Task instructions - Provide the entries once more, identical in every word.

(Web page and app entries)

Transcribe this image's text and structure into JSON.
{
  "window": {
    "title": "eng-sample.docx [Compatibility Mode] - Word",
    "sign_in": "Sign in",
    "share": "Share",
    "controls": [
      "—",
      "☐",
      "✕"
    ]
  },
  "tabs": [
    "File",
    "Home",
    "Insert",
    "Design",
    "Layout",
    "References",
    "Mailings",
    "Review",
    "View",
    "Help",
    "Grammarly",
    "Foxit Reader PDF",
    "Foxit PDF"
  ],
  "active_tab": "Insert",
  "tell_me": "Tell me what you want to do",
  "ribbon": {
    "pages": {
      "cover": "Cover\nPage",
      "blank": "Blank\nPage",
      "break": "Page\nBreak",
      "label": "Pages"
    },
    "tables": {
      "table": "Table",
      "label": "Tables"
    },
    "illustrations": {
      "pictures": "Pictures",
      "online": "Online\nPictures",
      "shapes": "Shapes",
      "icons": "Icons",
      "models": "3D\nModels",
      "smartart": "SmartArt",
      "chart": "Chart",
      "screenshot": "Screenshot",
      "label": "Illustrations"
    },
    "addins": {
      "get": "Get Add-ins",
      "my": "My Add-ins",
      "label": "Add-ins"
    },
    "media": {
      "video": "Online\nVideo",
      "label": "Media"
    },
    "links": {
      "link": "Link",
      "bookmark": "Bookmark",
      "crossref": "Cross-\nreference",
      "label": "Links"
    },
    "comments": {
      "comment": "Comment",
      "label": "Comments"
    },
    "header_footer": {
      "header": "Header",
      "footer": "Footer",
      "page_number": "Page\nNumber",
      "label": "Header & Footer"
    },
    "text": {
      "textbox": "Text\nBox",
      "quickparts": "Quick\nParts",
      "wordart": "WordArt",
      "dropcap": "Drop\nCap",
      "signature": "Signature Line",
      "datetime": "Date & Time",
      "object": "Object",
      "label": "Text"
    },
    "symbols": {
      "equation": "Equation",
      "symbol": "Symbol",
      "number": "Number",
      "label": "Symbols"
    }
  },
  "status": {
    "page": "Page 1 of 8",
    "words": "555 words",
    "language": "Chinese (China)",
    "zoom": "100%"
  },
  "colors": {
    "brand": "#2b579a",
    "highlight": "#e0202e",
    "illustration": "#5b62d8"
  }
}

Expected answer -
Transcribe this image's text and structure into JSON.
{
  "window": {
    "title": "eng-sample.docx [Compatibility Mode] - Word",
    "sign_in": "Sign in",
    "share": "Share",
    "controls": [
      "—",
      "☐",
      "✕"
    ]
  },
  "tabs": [
    "File",
    "Home",
    "Insert",
    "Design",
    "Layout",
    "References",
    "Mailings",
    "Review",
    "View",
    "Help",
    "Grammarly",
    "Foxit Reader PDF",
    "Foxit PDF"
  ],
  "active_tab": "Insert",
  "tell_me": "Tell me what you want to do",
  "ribbon": {
    "pages": {
      "cover": "Cover\nPage",
      "blank": "Blank\nPage",
      "break": "Page\nBreak",
      "label": "Pages"
    },
    "tables": {
      "table": "Table",
      "label": "Tables"
    },
    "illustrations": {
      "pictures": "Pictures",
      "online": "Online\nPictures",
      "shapes": "Shapes",
      "icons": "Icons",
      "models": "3D\nModels",
      "smartart": "SmartArt",
      "chart": "Chart",
      "screenshot": "Screenshot",
      "label": "Illustrations"
    },
    "addins": {
      "get": "Get Add-ins",
      "my": "My Add-ins",
      "label": "Add-ins"
    },
    "media": {
      "video": "Online\nVideo",
      "label": "Media"
    },
    "links": {
      "link": "Link",
      "bookmark": "Bookmark",
      "crossref": "Cross-\nreference",
      "label": "Links"
    },
    "comments": {
      "comment": "Comment",
      "label": "Comments"
    },
    "header_footer": {
      "header": "Header",
      "footer": "Footer",
      "page_number": "Page\nNumber",
      "label": "Header & Footer"
    },
    "text": {
      "textbox": "Text\nBox",
      "quickparts": "Quick\nParts",
      "wordart": "WordArt",
      "dropcap": "Drop\nCap",
      "signature": "Signature Line",
      "datetime": "Date & Time",
      "object": "Object",
      "label": "Text"
    },
    "symbols": {
      "equation": "Equation",
      "symbol": "Symbol",
      "number": "Number",
      "label": "Symbols"
    }
  },
  "status": {
    "page": "Page 1 of 8",
    "words": "555 words",
    "language": "Chinese (China)",
    "zoom": "100%"
  },
  "colors": {
    "brand": "#2b579a",
    "highlight": "#e0202e",
    "illustration": "#5b62d8"
  }
}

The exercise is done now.